This may come as no shock to you, dear readers, but I am a simple person. And while we’re being honest, I’m also pretty fearful in general. And okay fine, a little stubborn too.
With every big decision I’ve made in life I’ve waited until I absolutely, undeniably, know in my knower that I’m sure about it. And even then God usually has to spell it out for me with a big sign saying,
“Yeah, umm, did you miss the memo on the TPS reports?”
“JUST DO THE THING already.”
(Also, yeah, God quotes Office Space to me sometimes. It’s not weird.)
I often need to hear the same advice from ten different people in ten different ways before I’m finally like “Yes! I see it now!”
What can I say? I’m a little slow on the uptake.
Just ask my sister.
She’s 7 years older than me, and therefore at any given time has always been one whole stage of life ahead of me. She’ll always offer up golden nuggets of wisdom like, “Sister. You should never, under any circumstance, wear white athletic socks unless you’re going to a gym to work out or a field to play a sport.” Sadly this is how we would refer to it: “Play a sport”, because neither of us know the first thing about any one sport, other than the fact that they usually take place on a field. (This does not bode well for me in my Fantasy Football league but I refuse to quit playing, because stubbornness, remember?)
Or she’ll say, “Sister. You need to have a micro-planer in your kitchen drawer. What are you going to do, BUY fake grated Parmesan? Absolutely not. You grate it yourself. With a micro-planer.”
Or, “Sister. You’re in your 30’s now. You really should start using wrinkle cream. And for the love of God, wash your face each night before bed! Don’t you know that every time you sleep with makeup on it adds seven years to your face?” Incidentally, I feel that this is a gross exaggeration on her part. Then again, I could wake up tomorrow and realize with horror that I have the face of an 86-year-old woman because of all those times I was too tired to wash my face before bed.
Whenever she gives me advice, I’ll nod in pretend-agreement and then go on to totally ignore it for the next three years or so until I inevitably realize that she was, in fact, correct.
I recently had the rare opportunity to give my big sister a little advice of my own. She sat on my porch with teary eyes and a shaky voice, questioning whether or not she should pursue a particular opportunity. She wanted it badly for herself, but it felt risky. She worried about failure or looking foolish.
You should know that Sister is a lot like me. We both need God and the universe to make things obvious for our tentative hearts. We find comfort in the redundancy of signs all pointing to the same thing.
As she explained the details of the situation to me I couldn’t help but laugh, because it was so obvious to me from the outside looking in. I grabbed her shoulders, looked her squarely in the eyes, and said “Sister. YES. Don’t you see it? God hasn’t just opened the door he’s taken it off the hinges. Walk through it!”
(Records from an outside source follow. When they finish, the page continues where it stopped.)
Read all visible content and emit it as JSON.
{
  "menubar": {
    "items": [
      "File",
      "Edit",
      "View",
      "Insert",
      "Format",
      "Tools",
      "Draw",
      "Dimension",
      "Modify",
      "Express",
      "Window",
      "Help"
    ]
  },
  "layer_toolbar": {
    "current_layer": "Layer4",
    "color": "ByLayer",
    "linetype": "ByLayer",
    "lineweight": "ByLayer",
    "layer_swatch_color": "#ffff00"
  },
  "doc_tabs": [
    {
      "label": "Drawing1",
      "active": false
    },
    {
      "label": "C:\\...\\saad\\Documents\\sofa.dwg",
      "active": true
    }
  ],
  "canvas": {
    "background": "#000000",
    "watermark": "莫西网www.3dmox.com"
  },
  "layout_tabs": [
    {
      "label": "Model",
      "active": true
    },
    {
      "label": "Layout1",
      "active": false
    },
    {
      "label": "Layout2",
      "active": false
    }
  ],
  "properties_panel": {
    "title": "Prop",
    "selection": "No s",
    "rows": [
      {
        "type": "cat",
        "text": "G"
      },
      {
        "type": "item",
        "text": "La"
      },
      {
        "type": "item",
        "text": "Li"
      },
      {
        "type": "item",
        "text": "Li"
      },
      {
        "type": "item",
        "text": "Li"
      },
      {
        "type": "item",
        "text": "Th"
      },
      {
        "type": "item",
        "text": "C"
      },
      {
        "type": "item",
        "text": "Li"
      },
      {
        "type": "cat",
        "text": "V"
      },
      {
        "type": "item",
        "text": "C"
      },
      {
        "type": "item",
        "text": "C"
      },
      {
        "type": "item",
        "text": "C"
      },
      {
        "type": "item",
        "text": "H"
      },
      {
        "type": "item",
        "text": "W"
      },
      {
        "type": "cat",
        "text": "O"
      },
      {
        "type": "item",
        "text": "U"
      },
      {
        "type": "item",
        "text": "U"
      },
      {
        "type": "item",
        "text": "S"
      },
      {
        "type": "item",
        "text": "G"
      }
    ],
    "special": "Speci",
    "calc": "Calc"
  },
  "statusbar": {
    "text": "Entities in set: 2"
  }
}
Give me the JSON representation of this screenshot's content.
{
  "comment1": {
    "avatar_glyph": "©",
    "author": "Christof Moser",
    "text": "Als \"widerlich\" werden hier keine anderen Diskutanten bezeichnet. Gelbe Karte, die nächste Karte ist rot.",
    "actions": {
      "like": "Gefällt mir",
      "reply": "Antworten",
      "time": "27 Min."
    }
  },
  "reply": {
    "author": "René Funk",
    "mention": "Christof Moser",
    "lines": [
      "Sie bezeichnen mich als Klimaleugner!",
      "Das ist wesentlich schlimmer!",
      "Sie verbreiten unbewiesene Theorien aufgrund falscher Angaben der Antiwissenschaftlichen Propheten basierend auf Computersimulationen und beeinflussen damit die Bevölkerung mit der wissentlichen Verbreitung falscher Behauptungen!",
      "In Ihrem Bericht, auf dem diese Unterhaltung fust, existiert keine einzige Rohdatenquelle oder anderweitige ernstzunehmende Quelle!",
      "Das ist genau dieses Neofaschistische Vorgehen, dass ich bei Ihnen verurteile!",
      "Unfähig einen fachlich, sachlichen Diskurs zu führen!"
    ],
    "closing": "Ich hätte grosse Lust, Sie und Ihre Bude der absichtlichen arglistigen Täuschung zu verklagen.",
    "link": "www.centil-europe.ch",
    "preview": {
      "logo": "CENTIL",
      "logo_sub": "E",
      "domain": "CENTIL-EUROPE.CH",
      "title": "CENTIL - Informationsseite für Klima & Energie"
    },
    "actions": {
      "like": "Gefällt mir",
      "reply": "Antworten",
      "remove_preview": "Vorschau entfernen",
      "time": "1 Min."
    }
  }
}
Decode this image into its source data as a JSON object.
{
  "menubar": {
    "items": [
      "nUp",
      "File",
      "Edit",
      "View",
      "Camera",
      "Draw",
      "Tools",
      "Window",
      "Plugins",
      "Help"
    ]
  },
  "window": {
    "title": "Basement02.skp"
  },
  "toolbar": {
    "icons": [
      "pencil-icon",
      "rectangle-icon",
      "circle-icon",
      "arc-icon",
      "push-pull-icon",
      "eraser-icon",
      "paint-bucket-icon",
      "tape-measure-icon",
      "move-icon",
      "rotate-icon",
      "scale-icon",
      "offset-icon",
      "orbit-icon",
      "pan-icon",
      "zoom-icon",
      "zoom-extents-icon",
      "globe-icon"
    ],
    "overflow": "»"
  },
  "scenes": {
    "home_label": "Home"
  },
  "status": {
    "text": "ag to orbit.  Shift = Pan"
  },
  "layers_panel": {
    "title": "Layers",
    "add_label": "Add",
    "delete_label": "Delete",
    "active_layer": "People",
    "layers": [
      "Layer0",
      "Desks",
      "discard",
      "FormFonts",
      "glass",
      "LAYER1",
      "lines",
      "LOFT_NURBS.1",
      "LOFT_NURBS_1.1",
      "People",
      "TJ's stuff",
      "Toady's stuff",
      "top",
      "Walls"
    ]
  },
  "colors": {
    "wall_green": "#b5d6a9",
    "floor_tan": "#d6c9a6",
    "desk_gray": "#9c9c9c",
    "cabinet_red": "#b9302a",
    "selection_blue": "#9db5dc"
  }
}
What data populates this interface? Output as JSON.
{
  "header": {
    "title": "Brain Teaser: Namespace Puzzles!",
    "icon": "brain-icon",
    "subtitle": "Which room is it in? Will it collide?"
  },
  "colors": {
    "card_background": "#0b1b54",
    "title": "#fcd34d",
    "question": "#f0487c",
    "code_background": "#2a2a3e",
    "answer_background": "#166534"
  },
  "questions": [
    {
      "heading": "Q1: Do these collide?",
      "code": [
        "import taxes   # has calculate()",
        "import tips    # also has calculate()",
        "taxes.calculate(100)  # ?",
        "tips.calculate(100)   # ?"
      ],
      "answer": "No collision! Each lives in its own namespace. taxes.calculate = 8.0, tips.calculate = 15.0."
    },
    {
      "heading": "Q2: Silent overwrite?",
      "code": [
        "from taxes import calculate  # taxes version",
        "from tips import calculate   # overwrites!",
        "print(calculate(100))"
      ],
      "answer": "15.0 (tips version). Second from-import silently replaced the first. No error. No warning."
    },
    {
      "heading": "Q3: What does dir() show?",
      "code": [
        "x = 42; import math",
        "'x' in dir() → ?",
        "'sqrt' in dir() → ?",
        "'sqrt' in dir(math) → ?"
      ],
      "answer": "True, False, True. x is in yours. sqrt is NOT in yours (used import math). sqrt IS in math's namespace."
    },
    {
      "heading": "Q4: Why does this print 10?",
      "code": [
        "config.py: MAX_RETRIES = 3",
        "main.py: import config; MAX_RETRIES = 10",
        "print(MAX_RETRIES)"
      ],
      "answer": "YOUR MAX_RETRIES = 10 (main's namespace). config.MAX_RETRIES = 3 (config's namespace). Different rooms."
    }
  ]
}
By the way, she did, and it I’m happy to report that it all worked out in her favor. Then as luck and fate and God would have it, I soon found myself having a teary, shaky moment of my own. I felt stuck in a creative rut. Writing was something that had always been breezy and fun and casual for me but suddenly it was complicated and difficult. I began to question whether or not I should really even be pursuing this dream at all.
“It all just feels too risky,” I commiserated aloud one day to my writing group.
One of them immediately responded with, and I quote, “Stop it. Get out of your own way. Get your butt in that chair and write. God has apparently taken the door off the hinges for you so start running through it! Go on.”
She said my own words back to me, almost verbatim, and I nearly choked on them. If it was redundancy I needed, the universe was surely giving it to me.
But I’ve got to say, I’m starting to wonder about all this redundancy that I assume I so desperately “need”. (Those are air quotes, by the way. I’m using them ironically.)
I’m starting to wonder if maybe there’s a better way.
I’m wondering how many adventures I’ve delayed, missed out on, or ignored altogether because I was waiting for that big flashing sign to spell it out for me. To give me permission to proceed.
So much of life is simply choices.
What if I already have all the permission I need pursue the dream God gave me? What if I just need to be brave enough to choose it?
The uncomfortable truth is that everything in life truly worth pursuing involves some amount of risk.
I know this. We all know this. Yet, knowing and doing are two very different sides to the same coin.
It’s easy to stand on the outside of someone else’s dream and say “You should totally go for it! Be brave!” But when it comes to absorbing my own risk and taking my own steps I’m suddenly all about phoning it in to the Department of Redundancy Department. (See what I did there? Of course you did. You’re clever like that.)
Guys! I’m tired of wasting time! I’m tired of tiptoeing around the dream just because it’s risky. I’m tired of letting fear be the thing that holds me back.
So I’m not going to anymore. It is a choice, after all.
I don’t have to flip that coin up in the air, waiting to see if it lands on knowing or doing. I can just take the coin out of my pocket and use it to double down on the dream.
Because whatever dream it is we carry, I think we are meant to spend it to the very last cent. It doesn’t do us or the world any good to keep it shoved in our pocket.